- A utility spokesperson said the company continues to execute its 20 year plan and move toward an energy mix made up of “renewables, natural gas, hydro, and nuclear” that takes into consideration “costs, risks, fuel diversity, customer preferences, and economic development opportunities” on behalf of its entire shareholder population.
- Though the utility has built the O'Fallon Renewable Energy Center, which is the state’s biggest IOU-owned solar project, as well as wind generation and a major landfill gas facility, Sierra Club argues it is “underinvested” compared to Kansas City Power & Light’s 12% renewables and the state of Iowa’s 28% renewables.
The Ameren shares were donated to Sierra Club from a member’s inheritance. Though it and the utility may reach a settlement on the issue, the resolution is more likely to come to a vote at Ameren's April investors meeting because the Club wants it put before the entire shareholder base.
The resolution’s timing coincided with compliance discussions on the Clean Power Plan, which requires Missouri to reduce its power-plant carbon emissions 36.7% from the 2012 level by 2030. The state is among the 27 suing the EPA to stop the plan, a legal battle expected to reach the Supreme Court.
In a related story, the Missouri Public Service Commission rejected Ameren Missouri’s recently-proposed Missouri Energy Efficiency Investment Act because the efficiency program would cost customers $300 million over three years, but would not benefit the majority of the utility’s 87% residential customers who do not participate.
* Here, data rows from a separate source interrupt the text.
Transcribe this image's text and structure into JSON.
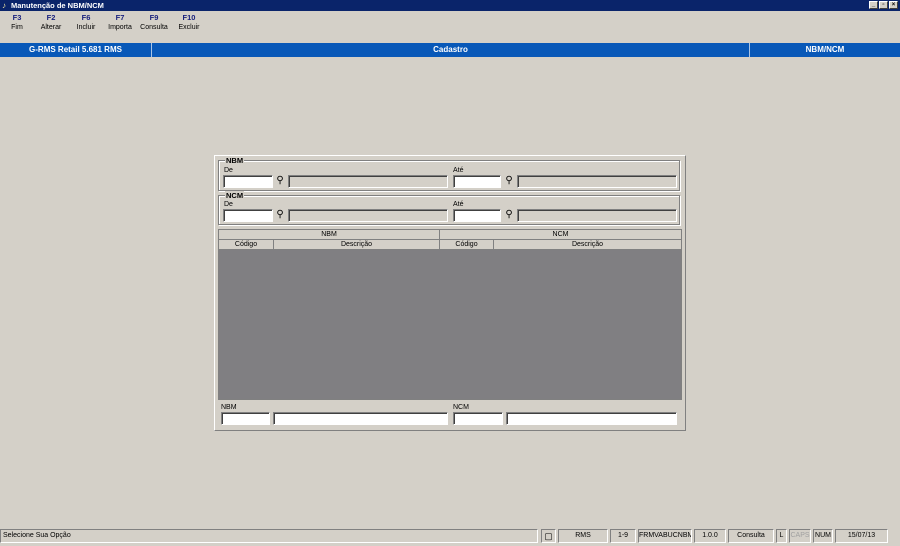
{
  "window": {
    "title": "Manutenção de NBM/NCM",
    "controls": [
      "minimize",
      "restore",
      "close"
    ]
  },
  "toolbar": {
    "items": [
      {
        "key": "F3",
        "label": "Fim"
      },
      {
        "key": "F2",
        "label": "Alterar"
      },
      {
        "key": "F6",
        "label": "Incluir"
      },
      {
        "key": "F7",
        "label": "Importa"
      },
      {
        "key": "F9",
        "label": "Consulta"
      },
      {
        "key": "F10",
        "label": "Excluir"
      }
    ]
  },
  "header": {
    "app": "G-RMS Retail 5.681 RMS",
    "section": "Cadastro",
    "screen": "NBM/NCM"
  },
  "filters": {
    "nbm": {
      "title": "NBM",
      "from_label": "De",
      "to_label": "Até",
      "from_value": "",
      "to_value": ""
    },
    "ncm": {
      "title": "NCM",
      "from_label": "De",
      "to_label": "Até",
      "from_value": "",
      "to_value": ""
    }
  },
  "grid": {
    "groups": [
      "NBM",
      "NCM"
    ],
    "columns": [
      "Código",
      "Descrição",
      "Código",
      "Descrição"
    ],
    "rows": []
  },
  "detail": {
    "nbm_label": "NBM",
    "ncm_label": "NCM",
    "nbm_code": "",
    "nbm_desc": "",
    "ncm_code": "",
    "ncm_desc": ""
  },
  "status": {
    "message": "Selecione Sua Opção",
    "user": "RMS",
    "page": "1-9",
    "form": "FRMVABUCNBM",
    "version": "1.0.0",
    "mode": "Consulta",
    "l_indicator": "L",
    "caps": "CAPS",
    "num": "NUM",
    "date": "15/07/13"
  },
  "icons": {
    "app": "app-icon",
    "search": "binoculars-icon",
    "status": "clipboard-icon"
  }
}
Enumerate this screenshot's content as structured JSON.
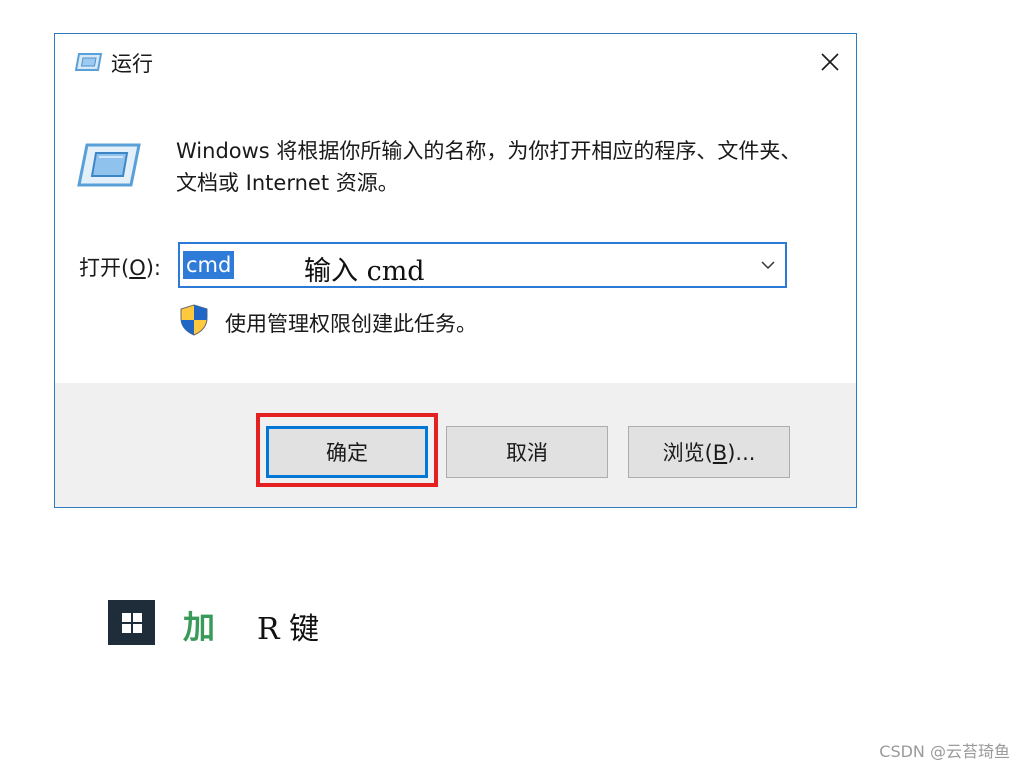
{
  "dialog": {
    "title": "运行",
    "description": "Windows 将根据你所输入的名称，为你打开相应的程序、文件夹、文档或 Internet 资源。",
    "open_label": "打开(",
    "open_label_key": "O",
    "open_label_end": "):",
    "input_value": "cmd",
    "input_annotation": "输入 cmd",
    "admin_note": "使用管理权限创建此任务。",
    "buttons": {
      "ok_label": "确定",
      "cancel_label": "取消",
      "browse_label": "浏览(",
      "browse_key": "B",
      "browse_end": ")..."
    }
  },
  "hint": {
    "plus": "加",
    "key": "R 键"
  },
  "watermark": "CSDN @云苔琦鱼",
  "icons": {
    "title": "run-icon",
    "close": "close-icon",
    "dropdown": "chevron-down-icon",
    "shield": "shield-icon",
    "windows_key": "windows-logo-icon"
  },
  "colors": {
    "accent": "#0078d7",
    "selection": "#2f7bd8",
    "highlight": "#e52020",
    "hint_green": "#3a9a5a"
  }
}
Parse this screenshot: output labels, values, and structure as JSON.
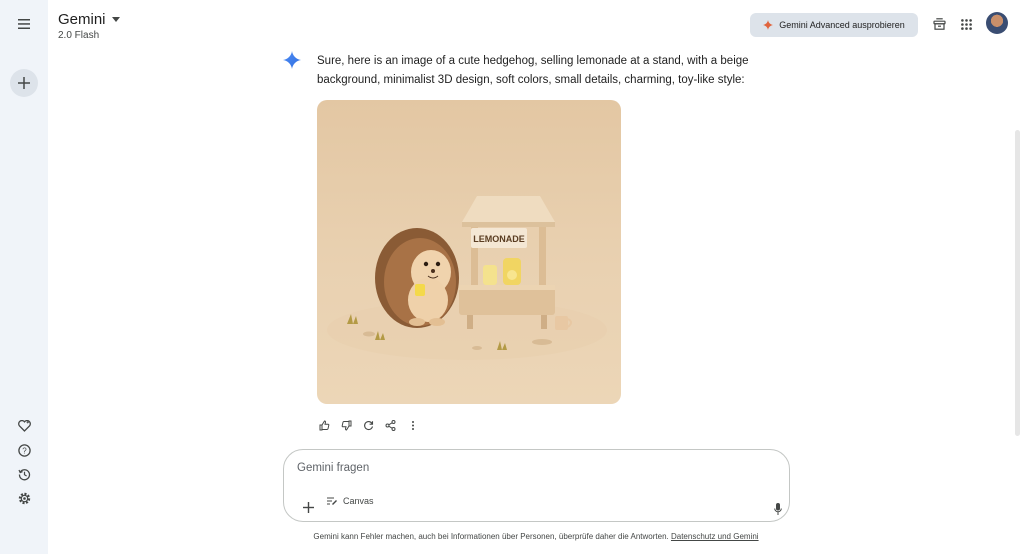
{
  "app": {
    "title": "Gemini",
    "model": "2.0 Flash",
    "advanced_label": "Gemini Advanced ausprobieren"
  },
  "icons": {
    "menu": "menu-icon",
    "new_chat": "plus-icon",
    "gem": "gem-heart-icon",
    "help": "help-icon",
    "activity": "history-icon",
    "settings": "settings-icon",
    "spark": "gemini-spark-icon"
  },
  "message": {
    "text": "Sure, here is an image of a cute hedgehog, selling lemonade at a stand, with a beige background, minimalist 3D design, soft colors, small details, charming, toy-like style:",
    "image_sign": "LEMONADE"
  },
  "input": {
    "placeholder": "Gemini fragen",
    "canvas_label": "Canvas"
  },
  "footer": {
    "text": "Gemini kann Fehler machen, auch bei Informationen über Personen, überprüfe daher die Antworten. ",
    "link": "Datenschutz und Gemini"
  },
  "colors": {
    "sidebar_bg": "#f0f4f9",
    "advanced_btn_bg": "#dde3ea",
    "spark_blue": "#4285f4",
    "advanced_star": "#e0643d"
  }
}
In rejecting the proposal, which provides rebates to customers that do energy efficient upgrades, the commission asked the utility to show the efficiency measures would be effective and to show that the reduced demand for electricity would reduce earnings for its generation mix.